Nevoid Basal Cell Carcinoma Syndrome (Gorlin Syndrome)
Gorlin syndrome is a condition that can affect the skin, eyes, nervous system, endocrine system and bones. The most common symptoms are cysts in the mouth and areas of basal-cell skin cancers. These growths appear in adolescence or young adulthood and are usually not life-threatening, but should be treated. Gorlin syndrome is linked to variations in the PTCH1 gene, which helps maintain healthy cell division and reproduction.

Peutz-Jeghers Syndrome
Peutz-Jeghers syndrome is a rare genetic disorder that causes benign growths called hamartomatous polyps in the intestines and stomach. Symptoms of Peutz-Jeghers can be present in children, with small, flat, dark-colored spots forming on the lips, eyelids, nostrils and anus. Most of the time, these growths can be attributed to a mutation of the STK11 gene, which normally keeps cells from dividing and multiplying abnormally. People with Peutz-Jeghers syndrome have a high chance of developing cancer.

Retinoblastoma
Retinoblastoma is an eye cancer that usually appears in children under age 5 and generally affects one eye, although both eyes may be affected. The cancer develops because of problems with the RB1 gene, which controls cell growth. Mutations in this gene allow cells to grow uncontrollably, leading to a whiteness in the pupil called leukocoria, which is visible in flash photography. If treated early, retinoblastoma can be cured. If left untreated the cancer can spread to other parts of the body and become life-threatening.

Von Hippel-Lindau Syndrome
Von Hippel-Landau syndrome is a disorder that causes abnormal blood vessel and cyst growth in the eyes, brain, spinal cord, adrenal glands and other parts of the body. Although these growths are usually non-cancerous, they can become cancerous.
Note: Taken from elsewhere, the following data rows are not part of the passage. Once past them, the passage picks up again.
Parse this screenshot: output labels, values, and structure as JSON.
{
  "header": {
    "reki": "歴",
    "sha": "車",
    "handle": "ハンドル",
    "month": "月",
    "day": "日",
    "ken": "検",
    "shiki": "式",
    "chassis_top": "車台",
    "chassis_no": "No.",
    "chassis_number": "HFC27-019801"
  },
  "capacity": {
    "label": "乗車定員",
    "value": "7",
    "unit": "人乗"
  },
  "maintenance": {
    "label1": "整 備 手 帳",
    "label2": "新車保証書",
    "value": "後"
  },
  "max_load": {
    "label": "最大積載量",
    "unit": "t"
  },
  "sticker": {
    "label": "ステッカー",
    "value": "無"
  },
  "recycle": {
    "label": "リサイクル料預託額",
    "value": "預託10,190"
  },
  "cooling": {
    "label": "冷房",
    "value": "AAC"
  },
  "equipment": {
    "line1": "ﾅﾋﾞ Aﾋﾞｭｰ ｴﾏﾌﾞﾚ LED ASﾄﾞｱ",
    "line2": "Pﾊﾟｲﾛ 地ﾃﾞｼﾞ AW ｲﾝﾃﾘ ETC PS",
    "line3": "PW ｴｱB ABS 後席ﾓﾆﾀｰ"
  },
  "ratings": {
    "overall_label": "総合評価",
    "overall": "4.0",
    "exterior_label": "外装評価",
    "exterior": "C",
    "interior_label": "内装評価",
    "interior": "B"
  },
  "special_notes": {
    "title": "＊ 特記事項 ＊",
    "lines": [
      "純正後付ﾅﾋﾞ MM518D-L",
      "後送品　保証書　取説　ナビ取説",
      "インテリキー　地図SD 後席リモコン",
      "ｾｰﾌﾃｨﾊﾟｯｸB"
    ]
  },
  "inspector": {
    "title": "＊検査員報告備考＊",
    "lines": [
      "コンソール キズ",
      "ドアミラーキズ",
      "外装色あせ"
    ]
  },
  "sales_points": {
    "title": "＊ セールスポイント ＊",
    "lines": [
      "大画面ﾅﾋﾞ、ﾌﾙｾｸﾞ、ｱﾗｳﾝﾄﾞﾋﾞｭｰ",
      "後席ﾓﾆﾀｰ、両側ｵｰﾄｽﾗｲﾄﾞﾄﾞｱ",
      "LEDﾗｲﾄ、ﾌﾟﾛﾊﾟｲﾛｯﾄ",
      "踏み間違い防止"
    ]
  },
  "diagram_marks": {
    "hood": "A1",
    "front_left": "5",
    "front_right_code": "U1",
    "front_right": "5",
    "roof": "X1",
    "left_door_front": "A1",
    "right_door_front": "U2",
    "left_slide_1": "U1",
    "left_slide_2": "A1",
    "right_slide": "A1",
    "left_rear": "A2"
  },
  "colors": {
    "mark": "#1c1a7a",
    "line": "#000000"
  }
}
Depending on location, they can cause serious complications including deafness, vision loss, weakness and loss of coordination. The growths are a result of a mutation in the VHL gene, which keeps cells from dividing uncontrollably.

 

Precision Medicine

Precision Medicine is treatment that is tailored to the individual patient. For cancer patients, tumor genotyping - examining the individual's DNA for gene variants - is allowing for personalized therapies.